- Suspect a borer? Here’s some great info on how to remove the pesky big fat white borer grub.
- Once the borer has been removed, clean up the wound site by smoothing out any jagged edges. The tree will do the rest and will heal over the would site over time.
- Here in the desert, January is usually the month these little buggers start peaking up out of the dirt; snap them up when they’re small to help keep things manageable
- Replenish wood mulch
- Now’s a good time to replenish mulch in and around your fruit trees
- If your fruit trees are 5 years old or less, be sure to keep the mulch about 6-8 inches away from the trunk; doing so will help to keep the young and tender trunk dry and free of moisture decay.
- While pruning, rough cut twigs (the newest growth – no larger than 2-1/2 inches in diameter) into 4″-6″ long pieces and just toss them onto the ground. There’s a ton of nutrition in this new growth in the form of soluble lignin which contains loads of nitrogen, phosphorus, potassium, calcium and more. A feast for fungi in the soil which in turn supports the health of our fruit trees. Larger branches (larger than 2-1/2″ in diameter) are rich in carbon and take a while to decompose and ties up nitrogen temporarily during the decomposition process. This could negatively impact fruit tree growth. Its best you save these for fire wood, or perhaps to add wonderful flavor and aroma to a future BBQ fixin’.
- Prepare record-keeping tools for upcoming harvest season
- I create and print blank record-keeping forms (using MS Word) and keep them in a binder for quick and easy access
- Check and repair orchard irrigation
- This is a big “must” here in the desert
- Review your watering schedule
- This time of year, water every 10-14 days about 15-20 minutes per tree
- Apply Iron to trees
- Use EDDHA iron
- Here in the desert we have calcareous soil that is high in calcium carbonate (also known as caliche or free lime) making our soil very alkaline. The result: a high pH that is typically 8 or even higher. This can have a negative influence on nutrient availability (i.e., phosphorus and iron) and iron chlorosis is common. Only iron chelates (EDDHA) is effective on this type of soil.
- Recipe Per Fruit Tree: Mix together 1 Tablespoon EDDHA iron, 1 teaspoon Apple Cider Vinegar and 1 gallon of fresh water; pour 6″ away from the tree trunk out to the drip line
- the vinegar acts as a buffer so the iron is more readily absorbed
- Use EDDHA iron
- Gather tools and supplies needed to plant new bareroot fruit trees
- Amendments (please use organic – the commercial stuff will kill your soil)
- Bone meal, OMRI certified Organic please
- Bucket (to soak your new bareroot fruit trees)
- Receive and refrigerate new blue orchard bee cocoons
- Check existing blue orchard bee cocoons for signs of mold; clean if there are any visible signs

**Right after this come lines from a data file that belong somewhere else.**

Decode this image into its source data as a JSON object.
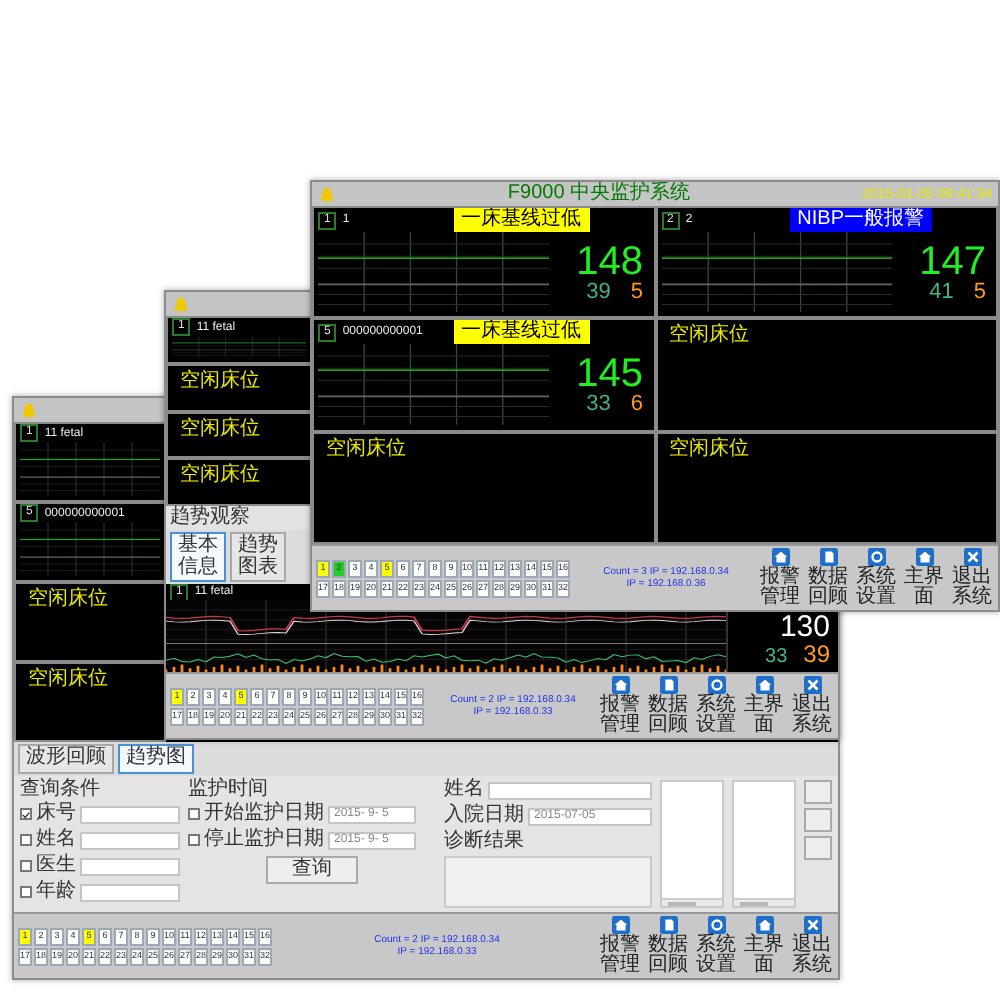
{
  "review_window": {
    "monitor_list": [
      {
        "kind": "active",
        "bed": "1",
        "patient": "11 fetal"
      },
      {
        "kind": "active",
        "bed": "5",
        "patient": "000000000001"
      },
      {
        "kind": "idle",
        "label": "空闲床位"
      },
      {
        "kind": "idle",
        "label": "空闲床位"
      }
    ],
    "tabs": [
      {
        "label": "波形回顾",
        "selected": false
      },
      {
        "label": "趋势图",
        "selected": true
      }
    ],
    "query": {
      "title": "查询条件",
      "fields": [
        {
          "label": "床号",
          "checked": true
        },
        {
          "label": "姓名",
          "checked": false
        },
        {
          "label": "医生",
          "checked": false
        },
        {
          "label": "年龄",
          "checked": false
        }
      ],
      "time_title": "监护时间",
      "dates": [
        {
          "label": "开始监护日期",
          "checked": false,
          "value": "2015- 9- 5"
        },
        {
          "label": "停止监护日期",
          "checked": false,
          "value": "2015- 9- 5"
        }
      ],
      "button": "查询"
    },
    "patient_info": {
      "name_label": "姓名",
      "admit_label": "入院日期",
      "admit_value": "2015-07-05",
      "diagnosis_label": "诊断结果"
    },
    "bed_grid": [
      {
        "label": "1",
        "color": "#ffff00"
      },
      {
        "label": "2",
        "color": "#ffffff"
      },
      {
        "label": "3",
        "color": "#ffffff"
      },
      {
        "label": "4",
        "color": "#ffffff"
      },
      {
        "label": "5",
        "color": "#ffff00"
      },
      {
        "label": "6",
        "color": "#ffffff"
      },
      {
        "label": "7",
        "color": "#ffffff"
      },
      {
        "label": "8",
        "color": "#ffffff"
      },
      {
        "label": "9",
        "color": "#ffffff"
      },
      {
        "label": "10",
        "color": "#ffffff"
      },
      {
        "label": "11",
        "color": "#ffffff"
      },
      {
        "label": "12",
        "color": "#ffffff"
      },
      {
        "label": "13",
        "color": "#ffffff"
      },
      {
        "label": "14",
        "color": "#ffffff"
      },
      {
        "label": "15",
        "color": "#ffffff"
      },
      {
        "label": "16",
        "color": "#ffffff"
      },
      {
        "label": "17",
        "color": "#ffffff"
      },
      {
        "label": "18",
        "color": "#ffffff"
      },
      {
        "label": "19",
        "color": "#ffffff"
      },
      {
        "label": "20",
        "color": "#ffffff"
      },
      {
        "label": "21",
        "color": "#ffffff"
      },
      {
        "label": "22",
        "color": "#ffffff"
      },
      {
        "label": "23",
        "color": "#ffffff"
      },
      {
        "label": "24",
        "color": "#ffffff"
      },
      {
        "label": "25",
        "color": "#ffffff"
      },
      {
        "label": "26",
        "color": "#ffffff"
      },
      {
        "label": "27",
        "color": "#ffffff"
      },
      {
        "label": "28",
        "color": "#ffffff"
      },
      {
        "label": "29",
        "color": "#ffffff"
      },
      {
        "label": "30",
        "color": "#ffffff"
      },
      {
        "label": "31",
        "color": "#ffffff"
      },
      {
        "label": "32",
        "color": "#ffffff"
      }
    ],
    "status": [
      "Count = 2 IP = 192.168.0.34",
      "IP = 192.168.0.33"
    ],
    "buttons": [
      "报警管理",
      "数据回顾",
      "系统设置",
      "主界面",
      "退出系统"
    ]
  },
  "trend_window": {
    "monitor_list": [
      {
        "kind": "active",
        "bed": "1",
        "patient": "11 fetal"
      },
      {
        "kind": "idle",
        "label": "空闲床位"
      },
      {
        "kind": "idle",
        "label": "空闲床位"
      },
      {
        "kind": "idle",
        "label": "空闲床位"
      }
    ],
    "section_title": "趋势观察",
    "tabs": [
      {
        "label": "基本信息",
        "selected": true
      },
      {
        "label": "趋势图表",
        "selected": false
      }
    ],
    "chart_header": {
      "bed": "1",
      "patient": "11 fetal"
    },
    "readout": {
      "fhr": "130",
      "toco": "33",
      "fm": "39"
    },
    "bed_grid": [
      {
        "label": "1",
        "color": "#ffff00"
      },
      {
        "label": "2",
        "color": "#ffffff"
      },
      {
        "label": "3",
        "color": "#ffffff"
      },
      {
        "label": "4",
        "color": "#ffffff"
      },
      {
        "label": "5",
        "color": "#ffff00"
      },
      {
        "label": "6",
        "color": "#ffffff"
      },
      {
        "label": "7",
        "color": "#ffffff"
      },
      {
        "label": "8",
        "color": "#ffffff"
      },
      {
        "label": "9",
        "color": "#ffffff"
      },
      {
        "label": "10",
        "color": "#ffffff"
      },
      {
        "label": "11",
        "color": "#ffffff"
      },
      {
        "label": "12",
        "color": "#ffffff"
      },
      {
        "label": "13",
        "color": "#ffffff"
      },
      {
        "label": "14",
        "color": "#ffffff"
      },
      {
        "label": "15",
        "color": "#ffffff"
      },
      {
        "label": "16",
        "color": "#ffffff"
      },
      {
        "label": "17",
        "color": "#ffffff"
      },
      {
        "label": "18",
        "color": "#ffffff"
      },
      {
        "label": "19",
        "color": "#ffffff"
      },
      {
        "label": "20",
        "color": "#ffffff"
      },
      {
        "label": "21",
        "color": "#ffffff"
      },
      {
        "label": "22",
        "color": "#ffffff"
      },
      {
        "label": "23",
        "color": "#ffffff"
      },
      {
        "label": "24",
        "color": "#ffffff"
      },
      {
        "label": "25",
        "color": "#ffffff"
      },
      {
        "label": "26",
        "color": "#ffffff"
      },
      {
        "label": "27",
        "color": "#ffffff"
      },
      {
        "label": "28",
        "color": "#ffffff"
      },
      {
        "label": "29",
        "color": "#ffffff"
      },
      {
        "label": "30",
        "color": "#ffffff"
      },
      {
        "label": "31",
        "color": "#ffffff"
      },
      {
        "label": "32",
        "color": "#ffffff"
      }
    ],
    "status": [
      "Count = 2 IP = 192.168.0.34",
      "IP = 192.168.0.33"
    ],
    "buttons": [
      "报警管理",
      "数据回顾",
      "系统设置",
      "主界面",
      "退出系统"
    ]
  },
  "central_window": {
    "title": "F9000 中央监护系统",
    "datetime": "2015-01-05 09:41:34",
    "beds": [
      {
        "kind": "active",
        "bed": "1",
        "patient": "1",
        "alarm": "一床基线过低",
        "color": "#ffff00",
        "fhr": "148",
        "toco": "39",
        "fm": "5"
      },
      {
        "kind": "active",
        "bed": "2",
        "patient": "2",
        "alarm": "NIBP一般报警",
        "color": "#0000ff",
        "fhr": "147",
        "toco": "41",
        "fm": "5"
      },
      {
        "kind": "active",
        "bed": "5",
        "patient": "000000000001",
        "alarm": "一床基线过低",
        "color": "#ffff00",
        "fhr": "145",
        "toco": "33",
        "fm": "6"
      },
      {
        "kind": "idle",
        "label": "空闲床位"
      },
      {
        "kind": "idle",
        "label": "空闲床位"
      },
      {
        "kind": "idle",
        "label": "空闲床位"
      }
    ],
    "bed_grid": [
      {
        "label": "1",
        "color": "#ffff00"
      },
      {
        "label": "2",
        "color": "#22cc22"
      },
      {
        "label": "3",
        "color": "#ffffff"
      },
      {
        "label": "4",
        "color": "#ffffff"
      },
      {
        "label": "5",
        "color": "#ffff00"
      },
      {
        "label": "6",
        "color": "#ffffff"
      },
      {
        "label": "7",
        "color": "#ffffff"
      },
      {
        "label": "8",
        "color": "#ffffff"
      },
      {
        "label": "9",
        "color": "#ffffff"
      },
      {
        "label": "10",
        "color": "#ffffff"
      },
      {
        "label": "11",
        "color": "#ffffff"
      },
      {
        "label": "12",
        "color": "#ffffff"
      },
      {
        "label": "13",
        "color": "#ffffff"
      },
      {
        "label": "14",
        "color": "#ffffff"
      },
      {
        "label": "15",
        "color": "#ffffff"
      },
      {
        "label": "16",
        "color": "#ffffff"
      },
      {
        "label": "17",
        "color": "#ffffff"
      },
      {
        "label": "18",
        "color": "#ffffff"
      },
      {
        "label": "19",
        "color": "#ffffff"
      },
      {
        "label": "20",
        "color": "#ffffff"
      },
      {
        "label": "21",
        "color": "#ffffff"
      },
      {
        "label": "22",
        "color": "#ffffff"
      },
      {
        "label": "23",
        "color": "#ffffff"
      },
      {
        "label": "24",
        "color": "#ffffff"
      },
      {
        "label": "25",
        "color": "#ffffff"
      },
      {
        "label": "26",
        "color": "#ffffff"
      },
      {
        "label": "27",
        "color": "#ffffff"
      },
      {
        "label": "28",
        "color": "#ffffff"
      },
      {
        "label": "29",
        "color": "#ffffff"
      },
      {
        "label": "30",
        "color": "#ffffff"
      },
      {
        "label": "31",
        "color": "#ffffff"
      },
      {
        "label": "32",
        "color": "#ffffff"
      }
    ],
    "status": [
      "Count = 3 IP = 192.168.0.34",
      "IP = 192.168.0.36"
    ],
    "buttons": [
      "报警管理",
      "数据回顾",
      "系统设置",
      "主界面",
      "退出系统"
    ]
  }
}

- Clean and repair blue orchard bee house – you’ll be putting these out soon!
Harvest season… here we come. All I know is that miss Pinny’s ready to help protect the fruit from thieving birds.
Hope you have an awesomely blessed weekend!